"It's simple. (The government) should apply the law," Pannun said.

"They are exactly following a double standard."

Findings by a commission of inquiry in India into Nath's role in the riot was inconclusive, but his critics point out the probe only began 16 years after the event.

They argue there was "overwhelming" evidence against him heard by the inquiry - including from witnesses - that leaves no doubt of his sinister role in the riot that occurred in the highly charged atmosphere following the assassination of Indian Prime Minister Indira Ghandi.

The protesters chanted "We will not forget," and "Justice, justice, we want justice," from across the street of the Le Meridien King Edward Hotel, where Nath was to speak.

Organizers called on participants to keep the protest peaceful.

Police kept the chanting protesters behind barriers across the street from the hotel and officers on horseback were stationed around the corner.

The demonstration, which lasted more than two hours, was noisy, but peaceful, police said.

New Democrat Leader Jack Layton expressed concern that a "divisive and controversial" politician had been invited to Canada and urged caucus members to boycott Nath events.

"The voices of a great many Indo-Canadians from all across the country have been very clear," Layton said Tuesday.

"They are especially hurt by the presence in Canada of a man who allegedly organized anti-Sikh pogroms."

The Immigration Act allows the government to bar individuals who have been involved human-rights abuses, and it's this section the Sikhs say Ottawa should have applied to the Indian politician.

They note the Conservative government barred British MP George Galloway last year, and in 2008, the Eritrean foreign minister.

Liberal MP Andrew Kania, who represents Brampton West with its strong Sikh community, has written Immigration Minister Jason Kenney demanding an "immediate explanation" for allowing Nath in while scuttling a visit by Palestinian MP and peace activist Mustafa Barghouti and Galloway.

"Why the difference in treatment between the three foreign Members of Parliament," Kania said.

"Kamal Nath was the only one that the Conservative government decided to help."

Ontario Premier Dalton McGuinty, who is due to meet Nath soon for the fifth time, said he believes in "constructive engagement," adding the federal government "welcomed" the MP.

"If there are issues of this kind, obviously we look to the federal government for guidance," McGuinty said.

"Concerns have been brought to my attention by the Sikh community in Ontario with respect to the atrocities that occurred in 1984," McGuinty said. "I know many of our fellow Ontarians still feel the pain of these events very deeply, and I want to convey our sympathies."

Nath, along with senior Indian business leaders, has been in Canada since last week speaking to potential investors.

Tuesday evening's $200-a-plate talk was to the Canada-India Business Council.

Sikhs, mostly from Montreal, Toronto and Ottawa also planned a rally on Wednesday in Ottawa, where Nath was scheduled to address Canadian MPs.

Nath could not immediately be reached.

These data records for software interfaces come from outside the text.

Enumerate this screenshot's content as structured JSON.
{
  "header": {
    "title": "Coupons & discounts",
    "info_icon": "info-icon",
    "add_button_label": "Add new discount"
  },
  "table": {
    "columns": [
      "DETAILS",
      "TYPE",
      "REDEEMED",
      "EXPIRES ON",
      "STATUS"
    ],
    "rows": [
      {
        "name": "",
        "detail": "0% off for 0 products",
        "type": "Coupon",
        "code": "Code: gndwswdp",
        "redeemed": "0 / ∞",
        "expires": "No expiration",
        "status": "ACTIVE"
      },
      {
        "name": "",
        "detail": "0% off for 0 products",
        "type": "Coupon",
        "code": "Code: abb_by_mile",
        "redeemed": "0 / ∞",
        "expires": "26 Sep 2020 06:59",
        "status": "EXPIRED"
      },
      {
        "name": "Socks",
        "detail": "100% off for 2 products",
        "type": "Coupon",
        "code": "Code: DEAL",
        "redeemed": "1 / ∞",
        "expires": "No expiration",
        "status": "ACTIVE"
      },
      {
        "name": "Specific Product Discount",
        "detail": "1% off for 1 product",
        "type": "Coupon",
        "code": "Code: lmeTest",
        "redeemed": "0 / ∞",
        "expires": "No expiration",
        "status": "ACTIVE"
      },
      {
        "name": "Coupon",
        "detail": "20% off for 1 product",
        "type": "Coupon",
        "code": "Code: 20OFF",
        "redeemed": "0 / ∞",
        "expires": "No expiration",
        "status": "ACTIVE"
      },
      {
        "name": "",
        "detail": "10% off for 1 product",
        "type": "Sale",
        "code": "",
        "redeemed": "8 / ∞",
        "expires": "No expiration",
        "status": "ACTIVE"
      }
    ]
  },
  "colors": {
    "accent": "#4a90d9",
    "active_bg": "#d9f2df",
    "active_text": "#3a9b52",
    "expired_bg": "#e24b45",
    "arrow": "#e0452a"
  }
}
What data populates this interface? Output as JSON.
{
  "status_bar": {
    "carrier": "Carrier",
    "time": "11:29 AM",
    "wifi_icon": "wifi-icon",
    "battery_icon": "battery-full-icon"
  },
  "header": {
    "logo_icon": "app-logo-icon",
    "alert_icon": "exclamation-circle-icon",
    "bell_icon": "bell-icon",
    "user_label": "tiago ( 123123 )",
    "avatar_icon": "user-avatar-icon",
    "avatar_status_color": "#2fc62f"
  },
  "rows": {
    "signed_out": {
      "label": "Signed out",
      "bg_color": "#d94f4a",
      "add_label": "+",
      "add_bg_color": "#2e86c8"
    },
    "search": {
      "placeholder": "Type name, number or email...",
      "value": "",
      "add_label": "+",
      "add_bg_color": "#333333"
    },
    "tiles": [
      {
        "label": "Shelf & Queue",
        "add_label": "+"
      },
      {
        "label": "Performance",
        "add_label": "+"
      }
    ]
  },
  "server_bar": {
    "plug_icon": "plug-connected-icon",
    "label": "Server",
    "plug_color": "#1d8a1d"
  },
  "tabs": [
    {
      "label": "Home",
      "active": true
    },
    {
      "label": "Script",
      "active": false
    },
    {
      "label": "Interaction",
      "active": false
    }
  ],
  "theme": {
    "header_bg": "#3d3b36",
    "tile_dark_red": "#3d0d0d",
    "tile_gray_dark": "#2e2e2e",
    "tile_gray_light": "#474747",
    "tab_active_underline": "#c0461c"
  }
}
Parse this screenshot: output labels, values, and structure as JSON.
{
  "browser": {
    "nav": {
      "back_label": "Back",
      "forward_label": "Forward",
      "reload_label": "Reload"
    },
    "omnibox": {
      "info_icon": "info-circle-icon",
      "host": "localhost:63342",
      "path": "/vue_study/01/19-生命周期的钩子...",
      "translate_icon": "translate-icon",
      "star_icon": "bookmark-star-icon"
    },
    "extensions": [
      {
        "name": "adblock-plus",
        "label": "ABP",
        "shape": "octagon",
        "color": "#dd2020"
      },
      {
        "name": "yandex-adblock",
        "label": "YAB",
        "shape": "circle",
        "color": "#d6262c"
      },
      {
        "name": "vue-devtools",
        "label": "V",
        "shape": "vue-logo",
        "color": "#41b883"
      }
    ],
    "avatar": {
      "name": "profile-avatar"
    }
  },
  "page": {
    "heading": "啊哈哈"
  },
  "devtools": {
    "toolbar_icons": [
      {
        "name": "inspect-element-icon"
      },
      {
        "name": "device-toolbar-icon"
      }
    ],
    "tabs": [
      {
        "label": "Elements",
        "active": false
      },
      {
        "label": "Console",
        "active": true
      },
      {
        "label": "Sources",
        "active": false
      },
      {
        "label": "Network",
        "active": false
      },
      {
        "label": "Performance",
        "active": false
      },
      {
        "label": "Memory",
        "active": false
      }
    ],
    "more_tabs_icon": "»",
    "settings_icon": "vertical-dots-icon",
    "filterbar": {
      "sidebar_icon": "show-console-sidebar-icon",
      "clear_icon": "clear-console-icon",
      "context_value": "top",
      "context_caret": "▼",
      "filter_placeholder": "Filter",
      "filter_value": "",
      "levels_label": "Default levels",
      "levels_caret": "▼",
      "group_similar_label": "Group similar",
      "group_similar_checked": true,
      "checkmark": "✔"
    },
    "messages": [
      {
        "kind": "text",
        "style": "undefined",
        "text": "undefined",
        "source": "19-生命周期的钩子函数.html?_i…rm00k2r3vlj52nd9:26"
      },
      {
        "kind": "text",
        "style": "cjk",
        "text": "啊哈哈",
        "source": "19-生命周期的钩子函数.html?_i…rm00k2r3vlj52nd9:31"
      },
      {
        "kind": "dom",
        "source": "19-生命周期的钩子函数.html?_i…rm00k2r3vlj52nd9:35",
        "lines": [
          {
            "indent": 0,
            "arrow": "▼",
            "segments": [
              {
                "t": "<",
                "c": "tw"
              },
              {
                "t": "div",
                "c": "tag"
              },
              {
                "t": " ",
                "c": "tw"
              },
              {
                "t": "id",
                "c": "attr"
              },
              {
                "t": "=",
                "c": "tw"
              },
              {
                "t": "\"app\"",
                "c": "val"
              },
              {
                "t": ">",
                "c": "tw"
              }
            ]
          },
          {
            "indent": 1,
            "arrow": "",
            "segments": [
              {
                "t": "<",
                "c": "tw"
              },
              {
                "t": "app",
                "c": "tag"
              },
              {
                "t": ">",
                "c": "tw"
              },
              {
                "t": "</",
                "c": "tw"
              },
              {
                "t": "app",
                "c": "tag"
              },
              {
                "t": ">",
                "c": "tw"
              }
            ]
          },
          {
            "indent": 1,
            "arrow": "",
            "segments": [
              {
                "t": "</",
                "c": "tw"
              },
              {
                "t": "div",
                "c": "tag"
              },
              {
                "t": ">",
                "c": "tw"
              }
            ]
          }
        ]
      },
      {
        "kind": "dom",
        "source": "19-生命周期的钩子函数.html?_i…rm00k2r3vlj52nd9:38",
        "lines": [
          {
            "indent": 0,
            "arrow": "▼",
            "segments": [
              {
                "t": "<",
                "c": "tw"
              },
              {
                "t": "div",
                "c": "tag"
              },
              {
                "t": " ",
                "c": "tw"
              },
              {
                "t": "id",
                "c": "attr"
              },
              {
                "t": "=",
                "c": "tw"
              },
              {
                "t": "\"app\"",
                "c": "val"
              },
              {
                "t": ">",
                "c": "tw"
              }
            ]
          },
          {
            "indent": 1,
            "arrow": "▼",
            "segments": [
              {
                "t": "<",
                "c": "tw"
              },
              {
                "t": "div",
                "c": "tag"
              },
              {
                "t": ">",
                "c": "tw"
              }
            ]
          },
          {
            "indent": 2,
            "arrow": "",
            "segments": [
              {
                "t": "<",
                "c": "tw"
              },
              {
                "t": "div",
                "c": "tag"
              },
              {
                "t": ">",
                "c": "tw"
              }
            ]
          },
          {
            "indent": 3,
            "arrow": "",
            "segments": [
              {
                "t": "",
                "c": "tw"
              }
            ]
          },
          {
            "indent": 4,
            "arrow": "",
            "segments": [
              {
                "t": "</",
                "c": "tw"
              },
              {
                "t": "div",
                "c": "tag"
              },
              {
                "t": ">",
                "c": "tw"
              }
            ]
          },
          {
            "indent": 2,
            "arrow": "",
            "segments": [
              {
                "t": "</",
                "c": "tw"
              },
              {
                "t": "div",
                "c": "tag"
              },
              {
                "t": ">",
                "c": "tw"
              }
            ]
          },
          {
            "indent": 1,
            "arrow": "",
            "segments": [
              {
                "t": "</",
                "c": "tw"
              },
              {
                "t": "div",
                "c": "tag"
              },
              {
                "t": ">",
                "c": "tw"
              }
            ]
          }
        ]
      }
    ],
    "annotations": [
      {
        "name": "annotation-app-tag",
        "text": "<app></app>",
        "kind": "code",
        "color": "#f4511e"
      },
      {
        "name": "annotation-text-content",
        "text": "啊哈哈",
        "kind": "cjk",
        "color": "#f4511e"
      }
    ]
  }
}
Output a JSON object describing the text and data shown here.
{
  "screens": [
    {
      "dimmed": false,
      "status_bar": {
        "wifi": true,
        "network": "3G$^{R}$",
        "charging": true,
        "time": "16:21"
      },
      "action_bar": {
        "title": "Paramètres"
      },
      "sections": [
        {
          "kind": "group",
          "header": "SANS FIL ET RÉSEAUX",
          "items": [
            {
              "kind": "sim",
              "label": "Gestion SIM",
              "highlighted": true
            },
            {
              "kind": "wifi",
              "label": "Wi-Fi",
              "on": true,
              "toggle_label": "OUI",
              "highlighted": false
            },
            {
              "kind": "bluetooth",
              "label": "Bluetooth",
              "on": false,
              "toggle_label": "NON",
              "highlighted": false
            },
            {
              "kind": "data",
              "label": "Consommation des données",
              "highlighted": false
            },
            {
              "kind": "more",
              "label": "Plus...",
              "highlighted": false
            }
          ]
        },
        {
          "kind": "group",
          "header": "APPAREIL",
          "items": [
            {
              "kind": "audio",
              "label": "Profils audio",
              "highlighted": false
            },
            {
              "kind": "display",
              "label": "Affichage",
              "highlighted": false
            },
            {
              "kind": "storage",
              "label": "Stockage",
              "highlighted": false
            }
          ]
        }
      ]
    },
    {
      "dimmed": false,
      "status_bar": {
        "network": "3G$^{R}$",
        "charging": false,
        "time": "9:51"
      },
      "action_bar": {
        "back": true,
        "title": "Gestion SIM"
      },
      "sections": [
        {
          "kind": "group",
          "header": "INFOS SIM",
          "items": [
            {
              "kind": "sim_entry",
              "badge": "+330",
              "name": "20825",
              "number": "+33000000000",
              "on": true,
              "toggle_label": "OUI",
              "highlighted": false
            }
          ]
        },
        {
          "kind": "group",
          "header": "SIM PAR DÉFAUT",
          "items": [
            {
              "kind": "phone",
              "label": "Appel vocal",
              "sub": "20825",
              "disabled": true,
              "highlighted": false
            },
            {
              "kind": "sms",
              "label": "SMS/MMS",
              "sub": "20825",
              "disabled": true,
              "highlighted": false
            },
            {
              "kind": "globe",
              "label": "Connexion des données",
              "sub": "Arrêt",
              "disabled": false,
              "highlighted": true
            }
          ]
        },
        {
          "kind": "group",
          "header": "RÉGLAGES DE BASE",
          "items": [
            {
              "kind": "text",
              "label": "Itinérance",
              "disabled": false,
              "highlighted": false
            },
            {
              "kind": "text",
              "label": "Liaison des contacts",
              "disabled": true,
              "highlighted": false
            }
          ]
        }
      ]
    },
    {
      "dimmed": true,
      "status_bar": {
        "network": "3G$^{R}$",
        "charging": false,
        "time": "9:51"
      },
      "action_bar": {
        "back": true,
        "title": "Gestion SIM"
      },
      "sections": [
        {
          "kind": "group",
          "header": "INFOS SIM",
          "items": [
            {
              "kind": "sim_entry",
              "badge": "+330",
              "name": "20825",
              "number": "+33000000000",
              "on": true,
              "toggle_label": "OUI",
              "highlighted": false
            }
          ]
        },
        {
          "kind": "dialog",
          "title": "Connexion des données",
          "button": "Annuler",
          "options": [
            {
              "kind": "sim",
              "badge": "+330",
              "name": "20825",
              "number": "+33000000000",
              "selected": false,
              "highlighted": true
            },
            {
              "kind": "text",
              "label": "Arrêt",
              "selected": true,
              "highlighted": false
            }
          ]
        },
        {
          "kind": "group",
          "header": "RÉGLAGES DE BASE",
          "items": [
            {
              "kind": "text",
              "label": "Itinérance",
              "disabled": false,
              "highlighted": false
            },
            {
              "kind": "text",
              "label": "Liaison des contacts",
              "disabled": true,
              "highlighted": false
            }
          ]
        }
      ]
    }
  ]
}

Requests for comment from Kenney and the prime minister's office were met with no response.

India's acting high commissioner was not immediately available.